Work instruction: The entries shown below should be output exactly as they appear.
(Supplied information)
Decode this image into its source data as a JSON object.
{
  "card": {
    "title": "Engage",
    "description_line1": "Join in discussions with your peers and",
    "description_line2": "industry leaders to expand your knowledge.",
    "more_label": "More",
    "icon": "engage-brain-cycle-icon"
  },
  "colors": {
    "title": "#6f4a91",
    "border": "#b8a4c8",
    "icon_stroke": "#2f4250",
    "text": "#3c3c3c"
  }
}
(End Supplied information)
Solution:
Decode this image into its source data as a JSON object.
{
  "card": {
    "title": "Engage",
    "description_line1": "Join in discussions with your peers and",
    "description_line2": "industry leaders to expand your knowledge.",
    "more_label": "More",
    "icon": "engage-brain-cycle-icon"
  },
  "colors": {
    "title": "#6f4a91",
    "border": "#b8a4c8",
    "icon_stroke": "#2f4250",
    "text": "#3c3c3c"
  }
}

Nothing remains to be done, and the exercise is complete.